East Lothian Council has called for government action to help mitigate the impact of Universal Credit on people living in the county.
The council has provided information to the House of Commons Work and Pensions Committee on the impact of Universal Credit in the county and continues to lobby for change and improvement.
It follows a decision of the council in September to approve a number of actions in a Welfare Reform Update Report, which involve engaging with the UK and Scottish Governments on the issue.
In a response to a letter from the council, the UK minister for employment has indicated that the Universal Credit director general will consider any evidence of additional costs incurred along with the rational for these extra costs.
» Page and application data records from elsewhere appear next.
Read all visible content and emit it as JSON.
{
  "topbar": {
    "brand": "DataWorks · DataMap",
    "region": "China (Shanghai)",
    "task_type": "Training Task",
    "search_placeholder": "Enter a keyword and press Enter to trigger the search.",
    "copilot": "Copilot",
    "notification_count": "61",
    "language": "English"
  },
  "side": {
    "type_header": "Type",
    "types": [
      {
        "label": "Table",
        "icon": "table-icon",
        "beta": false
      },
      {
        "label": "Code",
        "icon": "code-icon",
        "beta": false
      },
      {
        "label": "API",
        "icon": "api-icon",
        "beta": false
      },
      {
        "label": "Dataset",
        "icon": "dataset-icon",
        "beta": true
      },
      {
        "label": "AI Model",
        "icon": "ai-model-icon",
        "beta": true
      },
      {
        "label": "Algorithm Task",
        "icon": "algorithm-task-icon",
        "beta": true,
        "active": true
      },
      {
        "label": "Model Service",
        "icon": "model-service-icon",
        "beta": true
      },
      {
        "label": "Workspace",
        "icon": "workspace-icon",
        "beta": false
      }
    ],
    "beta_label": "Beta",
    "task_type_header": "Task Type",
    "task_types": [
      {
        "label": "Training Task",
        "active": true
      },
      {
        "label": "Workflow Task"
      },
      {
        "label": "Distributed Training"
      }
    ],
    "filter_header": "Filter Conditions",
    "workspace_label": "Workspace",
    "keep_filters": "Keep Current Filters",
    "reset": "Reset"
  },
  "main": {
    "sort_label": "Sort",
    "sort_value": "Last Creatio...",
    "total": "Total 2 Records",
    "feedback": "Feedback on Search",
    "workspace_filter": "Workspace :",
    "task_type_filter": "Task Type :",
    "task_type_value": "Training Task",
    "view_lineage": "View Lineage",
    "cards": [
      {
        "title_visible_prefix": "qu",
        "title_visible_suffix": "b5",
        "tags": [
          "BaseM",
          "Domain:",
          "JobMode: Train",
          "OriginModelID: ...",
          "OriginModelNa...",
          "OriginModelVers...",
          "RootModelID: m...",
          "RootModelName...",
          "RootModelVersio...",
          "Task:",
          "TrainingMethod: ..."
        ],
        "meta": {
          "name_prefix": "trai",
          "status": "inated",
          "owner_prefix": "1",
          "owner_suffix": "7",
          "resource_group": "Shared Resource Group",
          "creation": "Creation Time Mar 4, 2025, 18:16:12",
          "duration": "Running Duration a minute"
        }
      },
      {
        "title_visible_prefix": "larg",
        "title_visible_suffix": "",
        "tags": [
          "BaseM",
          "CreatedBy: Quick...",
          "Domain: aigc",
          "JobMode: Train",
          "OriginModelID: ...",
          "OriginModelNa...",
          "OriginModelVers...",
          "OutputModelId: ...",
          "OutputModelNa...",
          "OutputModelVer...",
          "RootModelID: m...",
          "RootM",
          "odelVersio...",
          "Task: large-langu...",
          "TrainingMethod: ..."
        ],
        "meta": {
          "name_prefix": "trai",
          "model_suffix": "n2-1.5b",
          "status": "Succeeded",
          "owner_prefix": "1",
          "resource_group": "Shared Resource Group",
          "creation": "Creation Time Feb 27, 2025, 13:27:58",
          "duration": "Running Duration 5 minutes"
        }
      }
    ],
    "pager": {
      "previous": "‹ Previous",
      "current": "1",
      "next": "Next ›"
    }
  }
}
The council will therefore follow this up and continue working with COSLA and other public bodies to ensure the best possible support is provided for East Lothian residents claiming Universal Credit.
The council, meanwhile, has asked Scottish ministers to take immediate steps using recently-devolved powers. This would include having the housing cost element of Universal Credit paid direct to landlords, redesigning the Council Tax Reduction Scheme and considering the implications of Universal Credit on the funding of the Scottish Welfare Fund, Discretionary Housing Payments (DHPs) and Social Care Budgets.
Council leader Willie Innes said: “Universal Credit has been introduced by the Department of Work and Pensions (DWP) in line with decisions taken by the UK government. The council had no role in these decisions or in the DWP’s digital roll-out in East Lothian.
“Clear evidence has emerged of the negative impacts being experienced by individuals and families which in turn is also affecting council planning of services.
“Almost from the start of the new system we became aware of delays being experienced by claimants - causing financial hardship. The council had established key teams of staff to help advise on the new system but the delayed payments to tenants has also resulted in delayed rent and Council Tax payments to the council. While the council has taken steps to top up DWP subsidy losses, the impact of ongoing rollout of Universal Credit and other Welfare Reforms remains a concern.
“Regretfully, the UK government has refused our call for an investigation into the impact that the rollout has had and for the Housing Costs element to be suspended in the meantime.
“We are pleased though that the Scottish Government has agreed to meet us to discuss these matters. Scottish ministers have newly-devolved powers which would help mitigate the impact of Universal Credit, and we are keen to make progress on these issues.”